- _Assignment_:
When a line of the listing below has the string "JSON" in it, copy that line.
________________
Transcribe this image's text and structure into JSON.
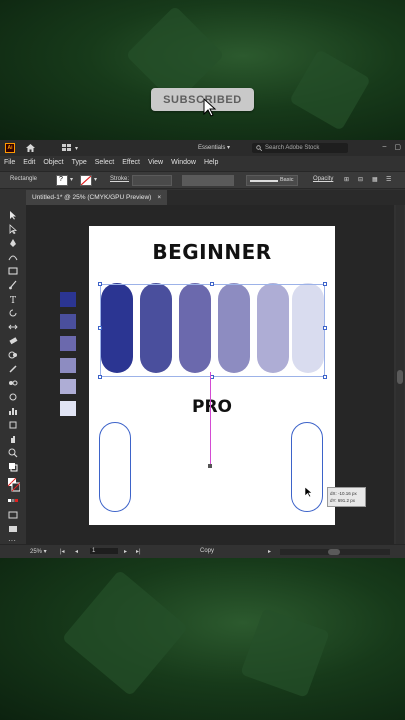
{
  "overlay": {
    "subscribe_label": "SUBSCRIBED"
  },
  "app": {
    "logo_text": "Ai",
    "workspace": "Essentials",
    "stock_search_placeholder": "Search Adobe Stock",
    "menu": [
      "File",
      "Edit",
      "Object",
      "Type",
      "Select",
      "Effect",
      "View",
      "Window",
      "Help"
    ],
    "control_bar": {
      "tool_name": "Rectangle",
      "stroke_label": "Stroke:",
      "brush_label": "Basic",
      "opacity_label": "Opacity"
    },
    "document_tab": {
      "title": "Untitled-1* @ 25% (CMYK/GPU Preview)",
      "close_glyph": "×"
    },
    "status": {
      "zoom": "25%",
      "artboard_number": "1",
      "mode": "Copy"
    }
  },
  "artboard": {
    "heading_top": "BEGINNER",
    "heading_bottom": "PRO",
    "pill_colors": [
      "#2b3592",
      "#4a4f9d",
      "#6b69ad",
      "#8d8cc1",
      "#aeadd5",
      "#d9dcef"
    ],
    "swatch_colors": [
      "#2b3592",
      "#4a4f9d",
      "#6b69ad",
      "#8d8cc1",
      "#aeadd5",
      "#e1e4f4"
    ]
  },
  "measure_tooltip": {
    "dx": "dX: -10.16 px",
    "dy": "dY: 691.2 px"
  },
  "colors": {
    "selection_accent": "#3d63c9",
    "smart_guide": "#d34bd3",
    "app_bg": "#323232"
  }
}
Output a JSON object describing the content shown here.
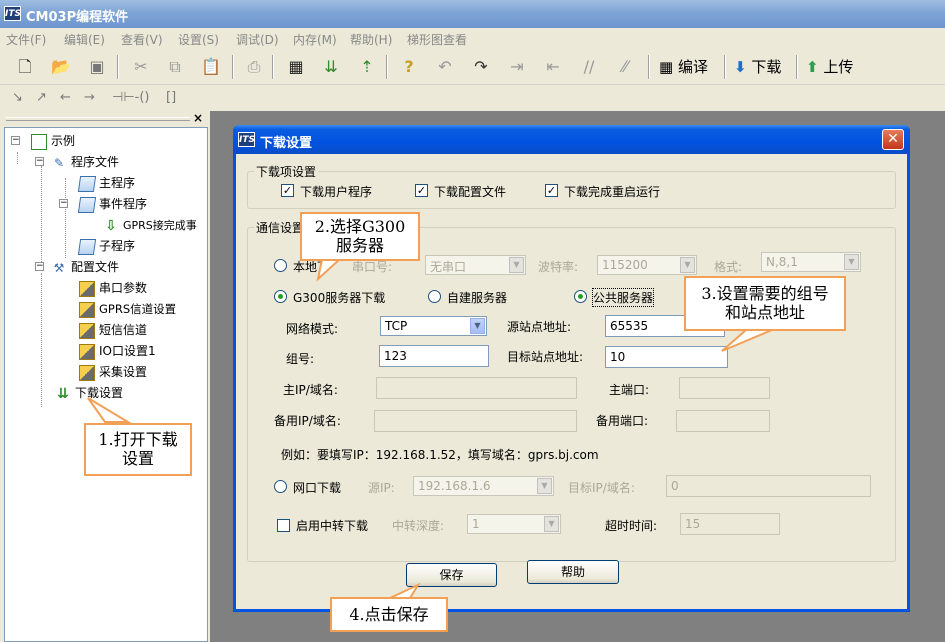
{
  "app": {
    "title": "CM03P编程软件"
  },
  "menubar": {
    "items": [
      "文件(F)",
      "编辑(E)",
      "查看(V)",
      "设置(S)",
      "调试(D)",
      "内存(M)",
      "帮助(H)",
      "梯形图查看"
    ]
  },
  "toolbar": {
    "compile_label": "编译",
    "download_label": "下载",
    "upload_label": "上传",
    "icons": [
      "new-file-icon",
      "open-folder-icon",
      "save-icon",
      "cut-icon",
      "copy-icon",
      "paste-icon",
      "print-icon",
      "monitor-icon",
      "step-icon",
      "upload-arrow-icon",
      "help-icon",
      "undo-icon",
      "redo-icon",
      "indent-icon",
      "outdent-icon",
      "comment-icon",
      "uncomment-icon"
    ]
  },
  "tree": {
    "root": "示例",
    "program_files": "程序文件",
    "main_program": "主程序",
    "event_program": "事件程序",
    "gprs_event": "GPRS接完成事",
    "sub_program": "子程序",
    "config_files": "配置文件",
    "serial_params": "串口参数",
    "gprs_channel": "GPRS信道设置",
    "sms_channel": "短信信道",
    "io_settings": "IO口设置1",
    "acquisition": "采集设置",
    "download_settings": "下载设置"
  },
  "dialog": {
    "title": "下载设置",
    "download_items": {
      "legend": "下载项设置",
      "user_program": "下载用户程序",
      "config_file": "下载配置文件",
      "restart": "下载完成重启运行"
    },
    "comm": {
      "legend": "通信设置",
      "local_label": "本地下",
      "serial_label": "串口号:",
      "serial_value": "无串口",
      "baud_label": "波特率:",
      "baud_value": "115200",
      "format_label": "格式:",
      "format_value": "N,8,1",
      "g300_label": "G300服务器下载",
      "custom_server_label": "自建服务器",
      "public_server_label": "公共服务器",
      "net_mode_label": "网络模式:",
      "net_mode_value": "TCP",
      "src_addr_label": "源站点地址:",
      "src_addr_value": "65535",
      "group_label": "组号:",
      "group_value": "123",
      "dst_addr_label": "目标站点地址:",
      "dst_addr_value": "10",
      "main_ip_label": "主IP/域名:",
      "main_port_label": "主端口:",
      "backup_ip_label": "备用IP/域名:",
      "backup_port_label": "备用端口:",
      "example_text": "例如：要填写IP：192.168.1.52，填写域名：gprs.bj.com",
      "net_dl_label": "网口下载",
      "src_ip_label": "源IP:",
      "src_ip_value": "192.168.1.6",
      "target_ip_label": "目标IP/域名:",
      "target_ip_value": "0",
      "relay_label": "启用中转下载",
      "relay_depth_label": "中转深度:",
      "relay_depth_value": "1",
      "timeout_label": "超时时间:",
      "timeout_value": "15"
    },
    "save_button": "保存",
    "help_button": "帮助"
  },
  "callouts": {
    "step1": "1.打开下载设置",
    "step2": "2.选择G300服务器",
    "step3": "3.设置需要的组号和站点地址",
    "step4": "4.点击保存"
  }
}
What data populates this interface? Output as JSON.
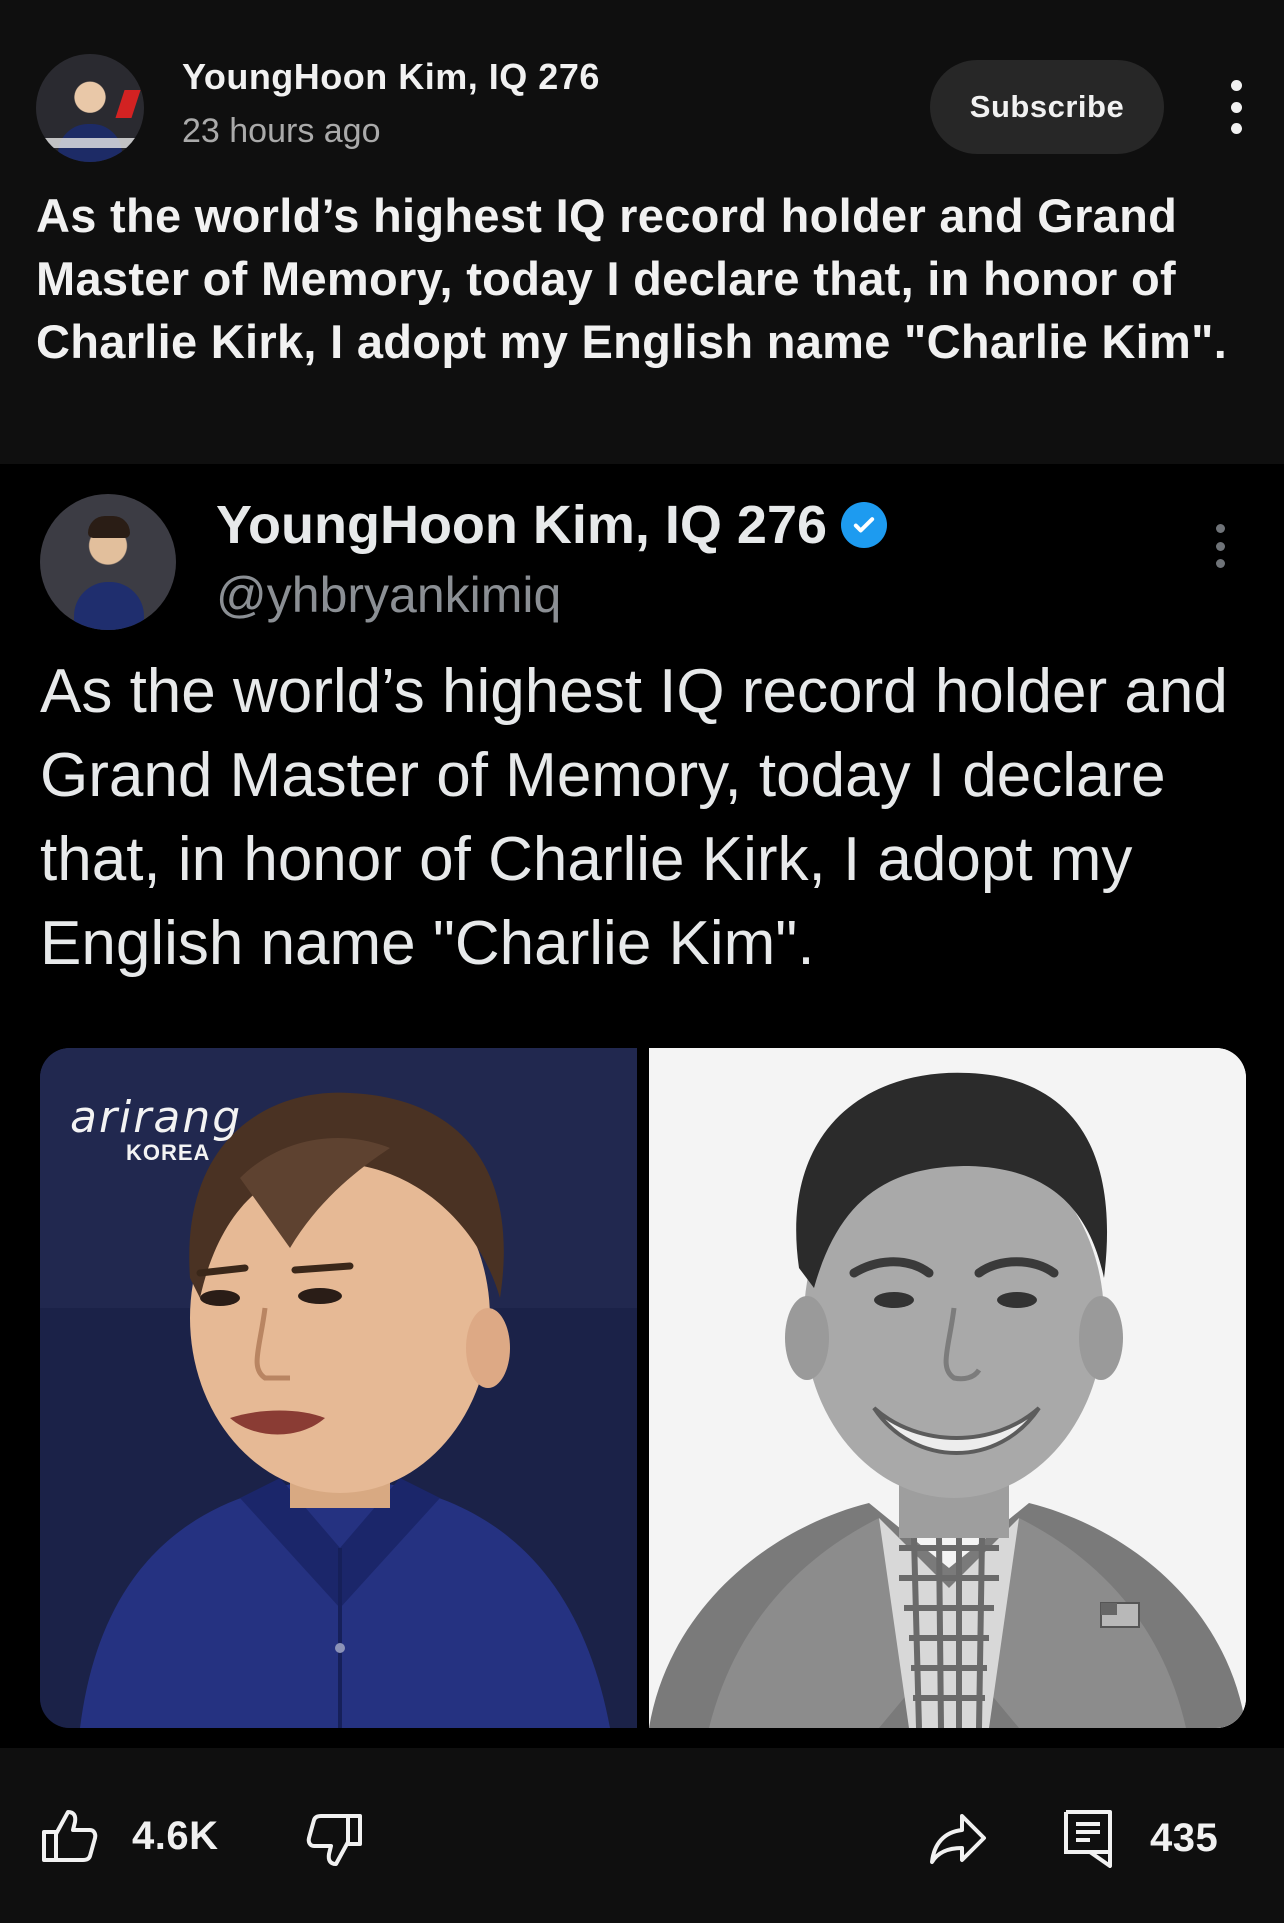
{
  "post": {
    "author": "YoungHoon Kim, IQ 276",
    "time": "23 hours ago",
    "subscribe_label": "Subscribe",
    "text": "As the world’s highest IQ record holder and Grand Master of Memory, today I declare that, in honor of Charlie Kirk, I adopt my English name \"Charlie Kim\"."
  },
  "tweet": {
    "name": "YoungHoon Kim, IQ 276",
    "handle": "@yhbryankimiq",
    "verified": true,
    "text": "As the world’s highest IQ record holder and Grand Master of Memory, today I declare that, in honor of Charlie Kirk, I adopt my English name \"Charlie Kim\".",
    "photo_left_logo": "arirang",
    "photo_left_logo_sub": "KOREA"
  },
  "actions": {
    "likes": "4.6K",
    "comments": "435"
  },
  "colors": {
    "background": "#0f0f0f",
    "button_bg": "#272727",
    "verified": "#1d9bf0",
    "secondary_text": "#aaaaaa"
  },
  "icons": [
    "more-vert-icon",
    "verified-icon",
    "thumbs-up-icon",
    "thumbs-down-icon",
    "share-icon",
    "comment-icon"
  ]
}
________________
- _Reply_:
Transcribe this image's text and structure into JSON.
Output a JSON object describing the content shown here.
What data populates this interface? Output as JSON.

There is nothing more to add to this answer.